Well, this says it all!

The top tennis players all plan their year ahead, with the aim of peaking for the grand slams – the Australian (Jan), French (May/June), Wimbledon (June/July) and the US Open (Aug/Sept), followed by the ATP Tour Finals at the end of the season (Nov).  This year has seen added complications for the top players with the Olympics, which was clearly a major goal for the two finalists, providing an additional challenging, while the season is compressed with the ATP Tour Finals this year starting earlier – the beginning rather then late November.

So far we have seen Federer’s plan to get back to the top realised, following his Wimbledon win, but although his form has been phenomenal for most of the year, he described himself as emotionally drained by the time he’d lost a one sided Olympic final.  Murray played tremendously well and his first win over Federer in a best of five final will hopefully be the prelude to a first slam win.

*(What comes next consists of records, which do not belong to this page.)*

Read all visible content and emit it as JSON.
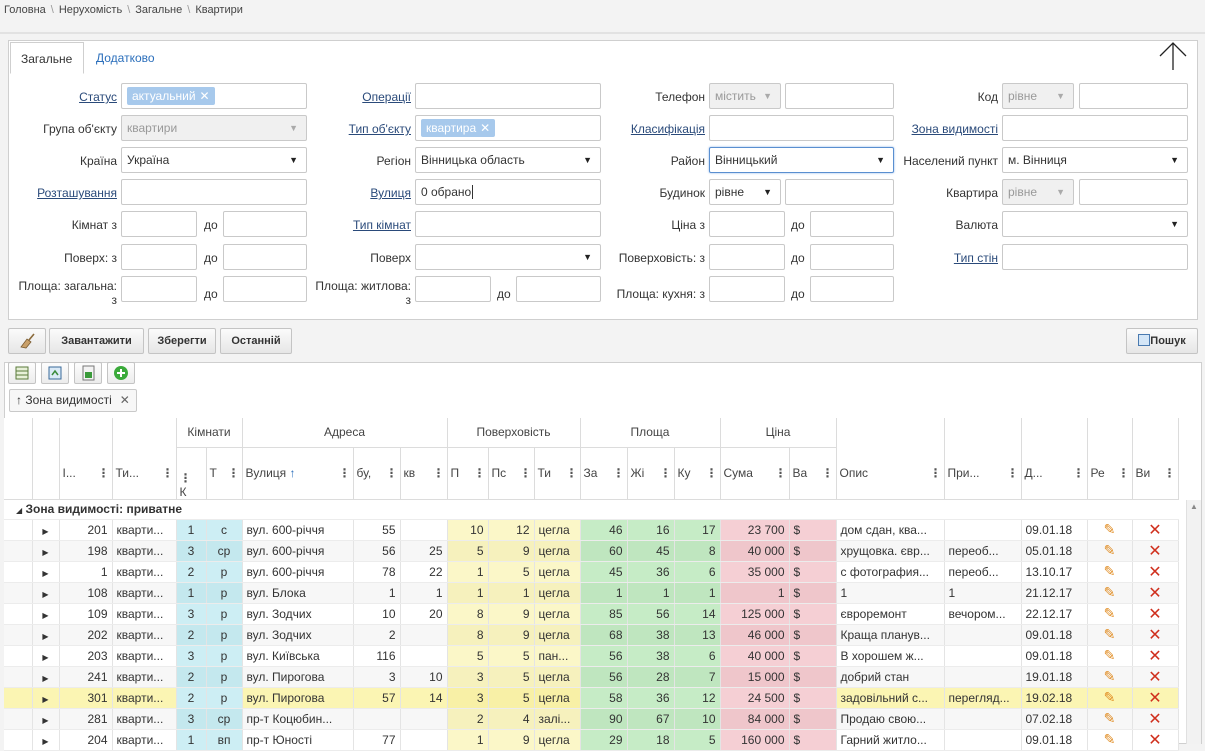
{
  "breadcrumb": [
    "Головна",
    "Нерухомість",
    "Загальне",
    "Квартири"
  ],
  "tabs": {
    "general": "Загальне",
    "extra": "Додатково"
  },
  "filters": {
    "status": {
      "label": "Статус",
      "chip": "актуальний"
    },
    "operations": {
      "label": "Операції",
      "value": ""
    },
    "phone": {
      "label": "Телефон",
      "mode": "містить",
      "value": ""
    },
    "code": {
      "label": "Код",
      "mode": "рівне",
      "value": ""
    },
    "group": {
      "label": "Група об'єкту",
      "value": "квартири"
    },
    "obj_type": {
      "label": "Тип об'єкту",
      "chip": "квартира"
    },
    "classification": {
      "label": "Класифікація",
      "value": ""
    },
    "visibility": {
      "label": "Зона видимості",
      "value": ""
    },
    "country": {
      "label": "Країна",
      "value": "Україна"
    },
    "region": {
      "label": "Регіон",
      "value": "Вінницька область"
    },
    "district": {
      "label": "Район",
      "value": "Вінницький"
    },
    "settlement": {
      "label": "Населений пункт",
      "value": "м. Вінниця"
    },
    "location": {
      "label": "Розташування",
      "value": ""
    },
    "street": {
      "label": "Вулиця",
      "value": "0 обрано"
    },
    "building": {
      "label": "Будинок",
      "mode": "рівне",
      "value": ""
    },
    "apartment": {
      "label": "Квартира",
      "mode": "рівне",
      "value": ""
    },
    "rooms_from": {
      "label": "Кімнат з",
      "to": "до"
    },
    "room_type": {
      "label": "Тип кімнат",
      "value": ""
    },
    "price_from": {
      "label": "Ціна з",
      "to": "до"
    },
    "currency": {
      "label": "Валюта",
      "value": ""
    },
    "floor_from": {
      "label": "Поверх: з",
      "to": "до"
    },
    "floor": {
      "label": "Поверх",
      "value": ""
    },
    "floors_from": {
      "label": "Поверховість: з",
      "to": "до"
    },
    "wall_type": {
      "label": "Тип стін",
      "value": ""
    },
    "area_total": {
      "label_1": "Площа: загальна:",
      "label_2": "з",
      "to": "до"
    },
    "area_living": {
      "label_1": "Площа: житлова:",
      "label_2": "з",
      "to": "до"
    },
    "area_kitchen": {
      "label": "Площа: кухня: з",
      "to": "до"
    }
  },
  "toolbar": {
    "load": "Завантажити",
    "save": "Зберегти",
    "last": "Останній",
    "search": "Пошук"
  },
  "group_chip": "Зона видимості",
  "grid": {
    "group_headers": {
      "rooms": "Кімнати",
      "address": "Адреса",
      "floors": "Поверховість",
      "area": "Площа",
      "price": "Ціна"
    },
    "columns": [
      "І...",
      "Ти...",
      "К",
      "Т",
      "Вулиця",
      "бу,",
      "кв",
      "П",
      "Пс",
      "Ти",
      "За",
      "Жі",
      "Ку",
      "Сума",
      "Ва",
      "Опис",
      "При...",
      "Д...",
      "Ре",
      "Ви"
    ],
    "group_row": "Зона видимості: приватне",
    "rows": [
      [
        "201",
        "кварти...",
        "1",
        "с",
        "вул. 600-річчя",
        "55",
        "",
        "10",
        "12",
        "цегла",
        "46",
        "16",
        "17",
        "23 700",
        "$",
        "дом сдан, ква...",
        "",
        "09.01.18"
      ],
      [
        "198",
        "кварти...",
        "3",
        "ср",
        "вул. 600-річчя",
        "56",
        "25",
        "5",
        "9",
        "цегла",
        "60",
        "45",
        "8",
        "40 000",
        "$",
        "хрущовка. євр...",
        "переоб...",
        "05.01.18"
      ],
      [
        "1",
        "кварти...",
        "2",
        "р",
        "вул. 600-річчя",
        "78",
        "22",
        "1",
        "5",
        "цегла",
        "45",
        "36",
        "6",
        "35 000",
        "$",
        "с фотография...",
        "переоб...",
        "13.10.17"
      ],
      [
        "108",
        "кварти...",
        "1",
        "р",
        "вул. Блока",
        "1",
        "1",
        "1",
        "1",
        "цегла",
        "1",
        "1",
        "1",
        "1",
        "$",
        "1",
        "1",
        "21.12.17"
      ],
      [
        "109",
        "кварти...",
        "3",
        "р",
        "вул. Зодчих",
        "10",
        "20",
        "8",
        "9",
        "цегла",
        "85",
        "56",
        "14",
        "125 000",
        "$",
        "євроремонт",
        "вечором...",
        "22.12.17"
      ],
      [
        "202",
        "кварти...",
        "2",
        "р",
        "вул. Зодчих",
        "2",
        "",
        "8",
        "9",
        "цегла",
        "68",
        "38",
        "13",
        "46 000",
        "$",
        "Краща планув...",
        "",
        "09.01.18"
      ],
      [
        "203",
        "кварти...",
        "3",
        "р",
        "вул. Київська",
        "116",
        "",
        "5",
        "5",
        "пан...",
        "56",
        "38",
        "6",
        "40 000",
        "$",
        "В хорошем ж...",
        "",
        "09.01.18"
      ],
      [
        "241",
        "кварти...",
        "2",
        "р",
        "вул. Пирогова",
        "3",
        "10",
        "3",
        "5",
        "цегла",
        "56",
        "28",
        "7",
        "15 000",
        "$",
        "добрий стан",
        "",
        "19.01.18"
      ],
      [
        "301",
        "кварти...",
        "2",
        "р",
        "вул. Пирогова",
        "57",
        "14",
        "3",
        "5",
        "цегла",
        "58",
        "36",
        "12",
        "24 500",
        "$",
        "задовільний с...",
        "перегляд...",
        "19.02.18"
      ],
      [
        "281",
        "кварти...",
        "3",
        "ср",
        "пр-т Коцюбин...",
        "",
        "",
        "2",
        "4",
        "залі...",
        "90",
        "67",
        "10",
        "84 000",
        "$",
        "Продаю свою...",
        "",
        "07.02.18"
      ],
      [
        "204",
        "кварти...",
        "1",
        "вп",
        "пр-т Юності",
        "77",
        "",
        "1",
        "9",
        "цегла",
        "29",
        "18",
        "5",
        "160 000",
        "$",
        "Гарний житло...",
        "",
        "09.01.18"
      ]
    ]
  }
}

Planning, in detail, is the key to reaching high performances at the right time and, typically, all professional players sit down with their team at the end of the year to determine their key goals and what they need to do to achieve them.  For the best this is the ultimate in outcome based planning, working through what the outcomes are, what performance levels are needed to achieve them and what processes they need to go through to achieve.

British Cycling has been an outstanding example of this over the last decade, with Dave Brailsford and his team planning and then executing plans to take British Cycling first to the top of the track cycling tree and latterly, to the peak of road racing with Bradley Wiggin’s victory in the Tour de France.  While Bradley and other key characters like Sir Chris Hoy, Victoria Pendleton, Laura Trott and Jason Kenny may be the headline names, all are keen to stress that their success is the result of a well planned team effort, with a large and complex team.  This should of course be the way we work in all areas of endeavour – if we want to be successful it needs to be, so why isn’t it?!